Record extracts START

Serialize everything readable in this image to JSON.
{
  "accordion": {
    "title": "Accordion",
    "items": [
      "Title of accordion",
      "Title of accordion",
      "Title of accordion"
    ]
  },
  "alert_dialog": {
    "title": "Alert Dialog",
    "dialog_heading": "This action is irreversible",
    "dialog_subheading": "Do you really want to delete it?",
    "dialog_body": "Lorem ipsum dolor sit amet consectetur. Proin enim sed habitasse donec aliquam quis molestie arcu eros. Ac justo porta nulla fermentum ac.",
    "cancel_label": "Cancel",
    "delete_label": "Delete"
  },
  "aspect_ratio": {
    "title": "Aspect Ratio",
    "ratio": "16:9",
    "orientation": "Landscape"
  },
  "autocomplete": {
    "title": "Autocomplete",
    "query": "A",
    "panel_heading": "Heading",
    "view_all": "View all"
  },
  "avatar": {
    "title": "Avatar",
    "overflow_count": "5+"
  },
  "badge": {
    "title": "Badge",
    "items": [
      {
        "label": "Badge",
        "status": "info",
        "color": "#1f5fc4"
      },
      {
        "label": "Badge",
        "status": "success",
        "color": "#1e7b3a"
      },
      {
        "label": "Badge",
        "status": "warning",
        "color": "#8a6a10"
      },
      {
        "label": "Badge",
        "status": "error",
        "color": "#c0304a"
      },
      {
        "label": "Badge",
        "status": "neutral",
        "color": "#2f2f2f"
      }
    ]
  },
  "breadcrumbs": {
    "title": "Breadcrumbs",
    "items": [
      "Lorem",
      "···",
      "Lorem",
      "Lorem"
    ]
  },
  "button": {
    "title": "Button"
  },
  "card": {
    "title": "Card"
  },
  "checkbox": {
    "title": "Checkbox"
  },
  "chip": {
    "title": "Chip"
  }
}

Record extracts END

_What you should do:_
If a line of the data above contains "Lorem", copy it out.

_Answer to the exercise:_
    "dialog_body": "Lorem ipsum dolor sit amet consectetur. Proin enim sed habitasse donec aliquam quis molestie arcu eros. Ac justo porta nulla fermentum ac.",
      "Lorem",
      "Lorem",
      "Lorem"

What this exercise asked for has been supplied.